South Korea's job market is expected to improve in earnest next year, with more than 200,000 new jobs likely to be created in the second half of 2019, the vice chief of the presidential job commission said Thursday.
Rhee Mok-hee made the remark at a meeting of officials from the government and the ruling Democratic Party to discuss ways to create jobs by fostering new growth industries.
"I expect that the job market will improve to some degree in the second half," Rhee said at the start of the gathering. "The improvement will be made in earnest starting next year, and in the second quarter, the impact of the government's policy will be evident."
He said that around 250,000 new jobs are likely to be created in the second half of next year, although he didn't give details.
South Korea posted the worst job growth in more than eight years in July, adding just 5,000 posts from a year earlier.
In July, the government cut its job creation target to 180,000 this year from its previous forecast of 320,000.
Critics blamed the government's minimum wage hikes for poor job growth as smaller firms and owners of mom and pop stores have been dismissing many part-time workers.

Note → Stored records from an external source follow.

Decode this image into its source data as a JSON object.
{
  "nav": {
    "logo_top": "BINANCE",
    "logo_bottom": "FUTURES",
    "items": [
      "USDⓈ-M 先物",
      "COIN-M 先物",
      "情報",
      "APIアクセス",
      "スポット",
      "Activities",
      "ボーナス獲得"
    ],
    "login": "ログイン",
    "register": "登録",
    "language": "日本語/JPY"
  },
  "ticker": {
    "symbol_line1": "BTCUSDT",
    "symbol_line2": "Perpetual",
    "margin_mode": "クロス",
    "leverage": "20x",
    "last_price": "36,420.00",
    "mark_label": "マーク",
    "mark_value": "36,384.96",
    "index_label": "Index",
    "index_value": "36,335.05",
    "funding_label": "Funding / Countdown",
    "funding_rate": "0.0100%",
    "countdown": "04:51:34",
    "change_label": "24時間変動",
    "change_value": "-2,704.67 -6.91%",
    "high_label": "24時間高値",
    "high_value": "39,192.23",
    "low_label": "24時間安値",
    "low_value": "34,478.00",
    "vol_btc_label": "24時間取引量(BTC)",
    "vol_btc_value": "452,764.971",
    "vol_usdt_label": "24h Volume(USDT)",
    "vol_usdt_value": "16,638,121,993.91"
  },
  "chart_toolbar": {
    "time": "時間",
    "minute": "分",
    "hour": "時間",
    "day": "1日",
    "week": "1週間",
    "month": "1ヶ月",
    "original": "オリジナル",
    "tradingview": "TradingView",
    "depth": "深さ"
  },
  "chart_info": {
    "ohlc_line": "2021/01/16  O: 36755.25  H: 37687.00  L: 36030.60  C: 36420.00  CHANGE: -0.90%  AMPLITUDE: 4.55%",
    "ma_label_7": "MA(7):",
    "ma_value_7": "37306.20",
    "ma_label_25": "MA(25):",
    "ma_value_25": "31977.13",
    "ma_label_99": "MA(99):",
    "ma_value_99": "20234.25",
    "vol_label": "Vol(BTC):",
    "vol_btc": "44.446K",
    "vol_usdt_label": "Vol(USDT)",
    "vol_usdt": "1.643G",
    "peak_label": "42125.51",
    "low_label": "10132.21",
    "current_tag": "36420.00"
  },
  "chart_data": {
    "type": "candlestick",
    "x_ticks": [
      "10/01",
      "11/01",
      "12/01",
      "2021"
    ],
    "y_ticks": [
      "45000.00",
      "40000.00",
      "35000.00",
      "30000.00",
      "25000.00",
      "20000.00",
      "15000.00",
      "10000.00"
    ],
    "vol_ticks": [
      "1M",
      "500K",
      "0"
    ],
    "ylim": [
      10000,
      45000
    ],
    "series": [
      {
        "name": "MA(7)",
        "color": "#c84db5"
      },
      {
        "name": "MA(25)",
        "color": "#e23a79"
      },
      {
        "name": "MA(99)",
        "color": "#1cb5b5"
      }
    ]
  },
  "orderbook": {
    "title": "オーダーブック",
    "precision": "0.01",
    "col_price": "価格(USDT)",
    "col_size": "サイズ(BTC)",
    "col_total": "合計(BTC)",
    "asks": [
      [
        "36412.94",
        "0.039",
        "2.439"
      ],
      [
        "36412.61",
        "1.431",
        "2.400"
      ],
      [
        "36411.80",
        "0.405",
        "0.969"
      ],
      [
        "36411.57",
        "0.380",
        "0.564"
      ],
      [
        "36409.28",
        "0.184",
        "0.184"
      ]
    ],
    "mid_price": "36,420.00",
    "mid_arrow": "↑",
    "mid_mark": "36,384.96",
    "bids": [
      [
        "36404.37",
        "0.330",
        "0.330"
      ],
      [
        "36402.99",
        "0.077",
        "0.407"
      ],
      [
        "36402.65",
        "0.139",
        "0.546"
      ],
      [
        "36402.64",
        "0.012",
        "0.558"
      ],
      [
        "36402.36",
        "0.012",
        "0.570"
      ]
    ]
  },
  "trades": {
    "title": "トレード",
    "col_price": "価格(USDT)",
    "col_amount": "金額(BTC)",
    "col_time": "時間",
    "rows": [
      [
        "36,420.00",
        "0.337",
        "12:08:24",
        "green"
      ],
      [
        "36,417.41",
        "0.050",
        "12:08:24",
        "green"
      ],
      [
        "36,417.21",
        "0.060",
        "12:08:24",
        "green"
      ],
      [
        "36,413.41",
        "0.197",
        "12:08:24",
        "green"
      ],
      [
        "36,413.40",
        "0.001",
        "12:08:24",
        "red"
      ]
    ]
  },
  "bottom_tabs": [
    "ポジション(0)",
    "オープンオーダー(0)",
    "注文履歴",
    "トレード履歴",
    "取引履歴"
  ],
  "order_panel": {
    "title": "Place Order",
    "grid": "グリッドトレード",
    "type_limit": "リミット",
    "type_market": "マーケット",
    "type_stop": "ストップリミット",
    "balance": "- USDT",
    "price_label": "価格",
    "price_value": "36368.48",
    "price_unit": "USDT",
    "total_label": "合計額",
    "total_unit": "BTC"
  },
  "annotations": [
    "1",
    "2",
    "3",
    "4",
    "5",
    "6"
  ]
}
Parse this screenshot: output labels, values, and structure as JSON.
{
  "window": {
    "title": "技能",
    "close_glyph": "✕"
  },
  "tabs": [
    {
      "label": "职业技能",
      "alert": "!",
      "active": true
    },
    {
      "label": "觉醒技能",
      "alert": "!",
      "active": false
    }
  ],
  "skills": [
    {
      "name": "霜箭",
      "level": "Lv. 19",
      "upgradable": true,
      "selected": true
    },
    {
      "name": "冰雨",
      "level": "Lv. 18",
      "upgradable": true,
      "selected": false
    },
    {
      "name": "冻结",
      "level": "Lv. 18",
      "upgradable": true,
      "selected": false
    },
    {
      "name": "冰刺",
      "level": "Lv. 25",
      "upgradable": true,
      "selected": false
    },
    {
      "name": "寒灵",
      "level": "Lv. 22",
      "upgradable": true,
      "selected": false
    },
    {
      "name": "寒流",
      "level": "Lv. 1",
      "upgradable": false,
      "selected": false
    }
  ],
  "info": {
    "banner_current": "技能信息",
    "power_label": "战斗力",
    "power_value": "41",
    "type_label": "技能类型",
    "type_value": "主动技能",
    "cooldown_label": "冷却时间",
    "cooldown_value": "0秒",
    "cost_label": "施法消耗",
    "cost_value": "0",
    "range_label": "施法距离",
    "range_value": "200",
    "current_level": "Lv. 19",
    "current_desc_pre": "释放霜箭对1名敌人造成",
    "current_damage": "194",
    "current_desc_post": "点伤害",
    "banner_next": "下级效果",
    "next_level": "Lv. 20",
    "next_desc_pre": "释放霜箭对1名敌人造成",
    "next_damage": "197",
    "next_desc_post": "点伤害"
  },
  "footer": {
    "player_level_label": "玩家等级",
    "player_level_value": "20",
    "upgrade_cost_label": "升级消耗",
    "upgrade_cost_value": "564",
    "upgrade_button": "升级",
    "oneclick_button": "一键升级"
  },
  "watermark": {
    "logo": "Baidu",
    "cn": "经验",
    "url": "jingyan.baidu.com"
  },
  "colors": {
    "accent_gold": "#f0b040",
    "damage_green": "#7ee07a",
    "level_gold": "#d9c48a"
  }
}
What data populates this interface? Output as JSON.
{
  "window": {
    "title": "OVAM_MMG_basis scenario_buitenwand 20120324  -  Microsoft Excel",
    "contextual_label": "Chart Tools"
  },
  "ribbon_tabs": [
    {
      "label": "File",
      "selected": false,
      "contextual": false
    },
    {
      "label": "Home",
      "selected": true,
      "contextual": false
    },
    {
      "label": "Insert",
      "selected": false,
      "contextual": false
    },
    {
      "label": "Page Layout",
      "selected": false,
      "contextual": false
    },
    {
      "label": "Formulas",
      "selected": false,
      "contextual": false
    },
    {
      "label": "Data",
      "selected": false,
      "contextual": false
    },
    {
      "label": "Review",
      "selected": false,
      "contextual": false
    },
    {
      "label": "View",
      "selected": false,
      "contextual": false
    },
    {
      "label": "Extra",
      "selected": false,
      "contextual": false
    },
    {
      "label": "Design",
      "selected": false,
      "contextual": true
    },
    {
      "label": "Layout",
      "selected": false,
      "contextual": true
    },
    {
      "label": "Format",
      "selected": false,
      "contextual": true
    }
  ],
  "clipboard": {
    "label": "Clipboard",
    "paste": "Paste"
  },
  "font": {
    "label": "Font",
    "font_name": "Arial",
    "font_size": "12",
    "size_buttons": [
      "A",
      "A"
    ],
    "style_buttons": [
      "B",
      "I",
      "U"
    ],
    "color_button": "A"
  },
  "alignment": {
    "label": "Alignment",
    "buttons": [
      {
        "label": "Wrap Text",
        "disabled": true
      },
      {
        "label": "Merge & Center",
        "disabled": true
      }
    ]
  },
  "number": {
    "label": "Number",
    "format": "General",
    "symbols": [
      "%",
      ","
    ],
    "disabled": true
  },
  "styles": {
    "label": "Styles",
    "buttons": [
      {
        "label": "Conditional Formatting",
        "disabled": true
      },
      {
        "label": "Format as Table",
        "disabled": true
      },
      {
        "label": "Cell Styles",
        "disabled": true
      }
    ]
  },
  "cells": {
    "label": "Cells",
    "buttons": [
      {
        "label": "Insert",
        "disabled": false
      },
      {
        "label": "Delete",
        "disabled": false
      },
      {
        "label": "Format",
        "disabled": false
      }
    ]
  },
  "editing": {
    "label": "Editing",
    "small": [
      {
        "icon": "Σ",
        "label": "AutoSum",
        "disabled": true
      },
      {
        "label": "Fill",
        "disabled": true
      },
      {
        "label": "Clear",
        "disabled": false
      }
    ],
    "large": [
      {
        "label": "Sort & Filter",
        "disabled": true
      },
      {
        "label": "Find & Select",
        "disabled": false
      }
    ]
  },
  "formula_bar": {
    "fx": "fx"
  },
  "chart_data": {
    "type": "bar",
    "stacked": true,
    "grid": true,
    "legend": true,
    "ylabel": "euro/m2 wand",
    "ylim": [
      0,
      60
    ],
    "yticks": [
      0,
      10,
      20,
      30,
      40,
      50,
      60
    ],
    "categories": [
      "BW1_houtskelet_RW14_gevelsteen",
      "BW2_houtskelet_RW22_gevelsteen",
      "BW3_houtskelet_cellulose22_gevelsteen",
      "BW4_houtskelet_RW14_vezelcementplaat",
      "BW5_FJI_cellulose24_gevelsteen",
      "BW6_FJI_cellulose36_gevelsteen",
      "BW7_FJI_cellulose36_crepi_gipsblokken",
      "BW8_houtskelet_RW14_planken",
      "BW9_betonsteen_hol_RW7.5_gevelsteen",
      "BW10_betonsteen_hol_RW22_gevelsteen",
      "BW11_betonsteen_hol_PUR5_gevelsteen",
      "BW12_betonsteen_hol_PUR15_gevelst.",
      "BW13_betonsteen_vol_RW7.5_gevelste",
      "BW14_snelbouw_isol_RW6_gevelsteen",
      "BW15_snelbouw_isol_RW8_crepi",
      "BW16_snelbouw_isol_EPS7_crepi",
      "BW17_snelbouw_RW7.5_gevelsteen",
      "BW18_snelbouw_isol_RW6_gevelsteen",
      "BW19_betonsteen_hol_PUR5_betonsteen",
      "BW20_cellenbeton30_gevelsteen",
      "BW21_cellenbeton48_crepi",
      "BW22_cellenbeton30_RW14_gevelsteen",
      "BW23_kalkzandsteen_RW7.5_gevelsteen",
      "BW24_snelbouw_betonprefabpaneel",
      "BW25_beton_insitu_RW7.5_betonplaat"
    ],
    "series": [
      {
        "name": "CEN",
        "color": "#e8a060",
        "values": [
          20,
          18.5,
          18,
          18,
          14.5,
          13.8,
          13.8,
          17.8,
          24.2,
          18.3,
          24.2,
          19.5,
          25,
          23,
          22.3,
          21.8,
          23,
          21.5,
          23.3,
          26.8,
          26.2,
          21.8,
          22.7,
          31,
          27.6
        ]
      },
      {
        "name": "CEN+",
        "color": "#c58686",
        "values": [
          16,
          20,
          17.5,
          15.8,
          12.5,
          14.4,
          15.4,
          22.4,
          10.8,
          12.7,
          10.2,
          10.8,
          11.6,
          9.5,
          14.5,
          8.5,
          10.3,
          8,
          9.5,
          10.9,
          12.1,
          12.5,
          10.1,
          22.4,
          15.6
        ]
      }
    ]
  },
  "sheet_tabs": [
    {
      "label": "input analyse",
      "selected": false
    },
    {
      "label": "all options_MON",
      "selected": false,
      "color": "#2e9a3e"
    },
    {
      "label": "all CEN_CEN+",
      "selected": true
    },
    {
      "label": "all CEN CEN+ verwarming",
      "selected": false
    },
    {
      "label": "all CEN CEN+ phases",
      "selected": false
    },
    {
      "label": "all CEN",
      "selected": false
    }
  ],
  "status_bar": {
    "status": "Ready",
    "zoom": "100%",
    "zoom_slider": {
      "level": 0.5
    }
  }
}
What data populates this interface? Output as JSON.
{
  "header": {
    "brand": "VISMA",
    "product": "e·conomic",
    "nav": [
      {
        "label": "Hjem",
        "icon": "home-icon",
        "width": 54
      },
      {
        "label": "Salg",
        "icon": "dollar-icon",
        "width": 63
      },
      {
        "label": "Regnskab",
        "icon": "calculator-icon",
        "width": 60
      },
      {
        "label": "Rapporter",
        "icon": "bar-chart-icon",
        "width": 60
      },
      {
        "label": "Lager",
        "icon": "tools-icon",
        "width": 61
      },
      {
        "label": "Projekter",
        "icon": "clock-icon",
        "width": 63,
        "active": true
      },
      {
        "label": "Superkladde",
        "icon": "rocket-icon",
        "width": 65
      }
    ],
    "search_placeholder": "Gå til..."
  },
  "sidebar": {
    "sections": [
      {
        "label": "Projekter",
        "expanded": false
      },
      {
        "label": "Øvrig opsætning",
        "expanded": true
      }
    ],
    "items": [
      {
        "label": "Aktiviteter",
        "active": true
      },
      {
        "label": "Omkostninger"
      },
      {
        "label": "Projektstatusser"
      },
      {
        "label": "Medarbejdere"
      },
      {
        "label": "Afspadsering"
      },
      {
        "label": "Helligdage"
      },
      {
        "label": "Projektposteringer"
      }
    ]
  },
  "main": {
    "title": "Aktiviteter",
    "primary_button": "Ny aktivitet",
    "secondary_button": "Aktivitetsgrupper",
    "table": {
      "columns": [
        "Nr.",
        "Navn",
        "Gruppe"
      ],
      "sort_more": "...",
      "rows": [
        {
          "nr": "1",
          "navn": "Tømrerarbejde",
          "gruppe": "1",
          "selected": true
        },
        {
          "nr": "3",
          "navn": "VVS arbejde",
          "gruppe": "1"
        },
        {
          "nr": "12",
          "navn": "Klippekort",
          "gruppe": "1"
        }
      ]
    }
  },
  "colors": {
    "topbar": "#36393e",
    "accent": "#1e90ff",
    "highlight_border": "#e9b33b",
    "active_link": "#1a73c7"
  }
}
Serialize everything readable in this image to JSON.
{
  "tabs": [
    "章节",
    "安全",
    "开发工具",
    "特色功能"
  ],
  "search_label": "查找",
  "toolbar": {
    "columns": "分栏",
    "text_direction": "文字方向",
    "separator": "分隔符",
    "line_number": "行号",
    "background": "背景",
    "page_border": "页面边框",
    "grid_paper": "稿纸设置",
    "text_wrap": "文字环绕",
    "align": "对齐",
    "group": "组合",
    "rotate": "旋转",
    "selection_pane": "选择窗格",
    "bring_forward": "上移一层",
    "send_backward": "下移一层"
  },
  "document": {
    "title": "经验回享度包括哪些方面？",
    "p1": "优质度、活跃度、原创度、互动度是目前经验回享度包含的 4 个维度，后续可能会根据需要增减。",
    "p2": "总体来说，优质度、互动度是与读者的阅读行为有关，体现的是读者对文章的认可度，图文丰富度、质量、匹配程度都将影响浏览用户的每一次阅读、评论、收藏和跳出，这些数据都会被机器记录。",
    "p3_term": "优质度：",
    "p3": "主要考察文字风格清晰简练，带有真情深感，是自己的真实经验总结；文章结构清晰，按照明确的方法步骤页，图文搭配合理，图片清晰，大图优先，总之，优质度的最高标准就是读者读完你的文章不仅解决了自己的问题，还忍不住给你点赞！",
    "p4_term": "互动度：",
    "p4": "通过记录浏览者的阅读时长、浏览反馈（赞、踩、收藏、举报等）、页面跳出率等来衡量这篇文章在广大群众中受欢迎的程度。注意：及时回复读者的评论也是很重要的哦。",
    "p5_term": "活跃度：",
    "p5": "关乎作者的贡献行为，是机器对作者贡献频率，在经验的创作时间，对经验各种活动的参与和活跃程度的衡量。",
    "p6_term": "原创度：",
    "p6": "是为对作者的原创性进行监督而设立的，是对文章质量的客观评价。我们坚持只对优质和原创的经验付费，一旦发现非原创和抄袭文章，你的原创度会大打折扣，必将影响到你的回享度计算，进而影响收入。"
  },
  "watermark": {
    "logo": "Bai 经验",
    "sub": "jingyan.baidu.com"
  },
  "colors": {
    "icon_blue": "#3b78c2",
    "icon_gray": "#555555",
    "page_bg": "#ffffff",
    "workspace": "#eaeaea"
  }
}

But the government made it clear that it has no plan to ditch its signature economic policy of "income-driven growth," which calls for increased income for and spending by households based on higher wages.
Hong Young-pyo, the floor leader of the DP, stressed the need to nurture new industries, including biohealth and software, to back up the government's policy of innovative growth.
"We need to discuss ways to create quality jobs by nurturing the new growth engines," Hong said. "The government and the DP should step up efforts to achieve the policy goal of creating jobs through innovative growth." (Yonhap)